— Andy Martino (@martinonyc) July 30, 2019
Apparently, Toronto’s return for Stroman, who sports a top-five ERA in baseball, was much too low and it’s subsequently driving down the market for teams looking to deal starting pitchers. This is confusing to me because the Mets are supposed to be one of those teams looking to sell a pitcher. Despite getting Stroman, all signs indicate the Mets will still deal one of or both of Noah Syndergaard and Zack Wheeler, so are they cannibalizing their own players’ value with this deal? I’m not sure this is anything more than posturing from teams (the Yankees) in a looking-to-buy-starting-pitching kind of situation.
While some have claimed this supposed buy-low of Stroman is genius for the Mets, many still question what exactly it is they’re doing. Jay Jaffe of FanGraphs had plenty to say about the deal…

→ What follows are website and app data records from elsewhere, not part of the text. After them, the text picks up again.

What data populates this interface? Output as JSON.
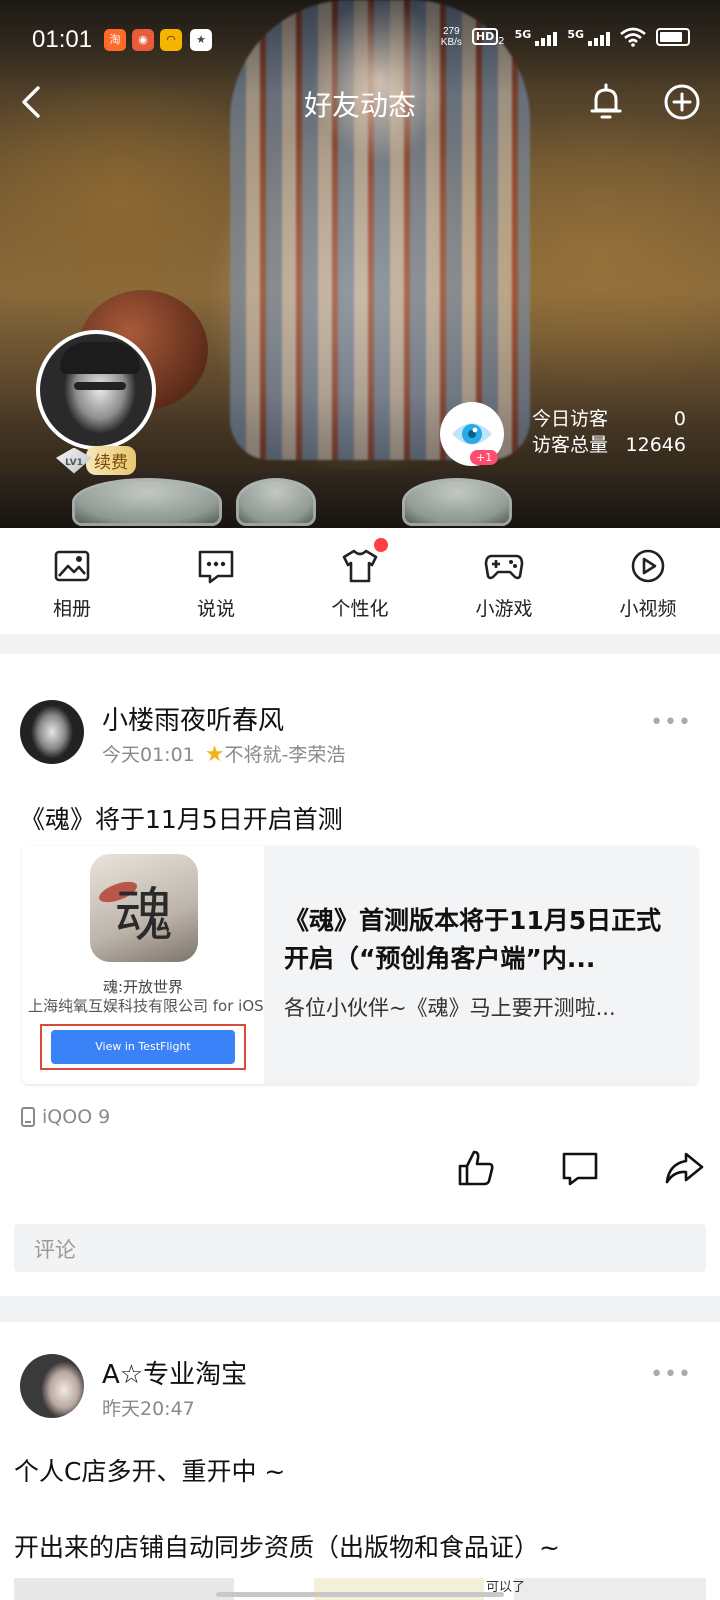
{
  "status_bar": {
    "time": "01:01",
    "app_icons": [
      "taobao-icon",
      "app2-icon",
      "app3-icon",
      "notification-icon"
    ],
    "speed_value": "279",
    "speed_unit": "KB/s",
    "hd_label": "HD",
    "hd_sub": "2",
    "signal1_label": "5G",
    "signal2_label": "5G",
    "battery_level": 0.95
  },
  "header": {
    "title": "好友动态",
    "icons": [
      "back-icon",
      "bell-icon",
      "add-icon"
    ]
  },
  "profile": {
    "level": "LV1",
    "renew_label": "续费",
    "visitor_badge": "+1",
    "today_visitors_label": "今日访客",
    "today_visitors_value": "0",
    "total_visitors_label": "访客总量",
    "total_visitors_value": "12646"
  },
  "tools": [
    {
      "label": "相册",
      "icon": "album-icon"
    },
    {
      "label": "说说",
      "icon": "chat-icon"
    },
    {
      "label": "个性化",
      "icon": "shirt-icon",
      "has_dot": true
    },
    {
      "label": "小游戏",
      "icon": "gamepad-icon"
    },
    {
      "label": "小视频",
      "icon": "video-icon"
    }
  ],
  "post1": {
    "author": "小楼雨夜听春风",
    "time": "今天01:01",
    "tag": "不将就-李荣浩",
    "text": "《魂》将于11月5日开启首测",
    "share": {
      "game_glyph": "魂",
      "thumb_title": "魂:开放世界",
      "thumb_company": "上海纯氧互娱科技有限公司 for iOS",
      "testflight_label": "View in TestFlight",
      "title": "《魂》首测版本将于11月5日正式开启（“预创角客户端”内...",
      "desc": "各位小伙伴~《魂》马上要开测啦..."
    },
    "device": "iQOO 9",
    "comment_placeholder": "评论"
  },
  "post2": {
    "author": "A☆专业淘宝",
    "time": "昨天20:47",
    "line1": "个人C店多开、重开中 ~",
    "line2": "开出来的店铺自动同步资质（出版物和食品证）~",
    "image_caption": "可以了"
  },
  "colors": {
    "accent_red": "#ff4040",
    "badge_pink": "#ff4d6d",
    "eye_blue": "#2aa9e8",
    "testflight_blue": "#3a82f7"
  }
}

In all, this looks to be a solid but unspectacular haul for the Blue Jays, who have gotten a pair of 45 Future Value prospects for an All-Star with one-plus year of club control remaining. There are no sure things with pitching prospects, and the Mets, whose farm system currently ranks 24th on THE BOARD, (which reflects the loss of Kay and Woods-Richardson) weren’t exactly waist-deep in them. Both rate as high risk, though with higher risk comes the potential for higher reward.
As for the Mets, it’s difficult to evaluate this move in a vacuum, since we don’t know which way they’ll go with Syndergaard, Wheeler, and the rest of their deadline plans. That Stroman’s strengths don’t align with those of the Mets — as currently constituted, at least — in terms of the quality of their defense does rate as a concern, as does the possibility that they’re in the midst of misreading the current landscape.
That seems to be selling Simeon Woods Richardson a little short.
Eno Sarris on the Fan: "I'd heard if the 2018 draft were redone today, Woods Richardson would go in the top 10."
— BVH (@BVHJays) July 29, 2019
Patrick Brennan at Beyond the Box Score also went into some detail about how excellent Woods Richardson’s season in Single-A has been considering his age…
The only pitcher that can really hold a comparison to Woods Richardson’s 2019 season from an age and performance standpoint is 2008 Madison Bumgarner (2.06 FIP in 141 2⁄3 innings). It took Bumgarner one year after that to log innings in Double-A and another year two years to mold himself into one of the game’s best pitchers. Obviously, those standards are completely unfair to hold to Woods Richardson, but with a similar polish to Bumgarner, a fastball that tops in the mid-90s, and an early track-record of strong numbers, it wouldn’t be unreasobale to think that Woods Richardson could have that same ascendance up the minor league ladder and the prospect ranks.
Eno Saris also offered an explanation in The Athletic for why Stroman’s value on the trade market might not have been as high as we expected it to be…
The market right now values fastball velocity and strikeout rate, and so Stroman is not the prize of the market, with his 37th-best velo and 56th-best strikeout rate among 74 qualified starters. The potential corresponding move to this trade for the Mets — trading Syndergaard, or so the rumors go — would sell the best velocity in the big leagues and the 31st-best strikeout rate. The Mets could think they are besting the market.
I don’t know. There’s a lot to take in. It’s a puzzling trade and there’s a lot of information coming out from every angle because of the ramifications this deal has for the market as a whole. All we can do at this point is to wait and see. We’ll see how these two pitchers perform in the Blue Jays’ system and we’ll see how other teams fare in trades when dealing their top starting pitcher.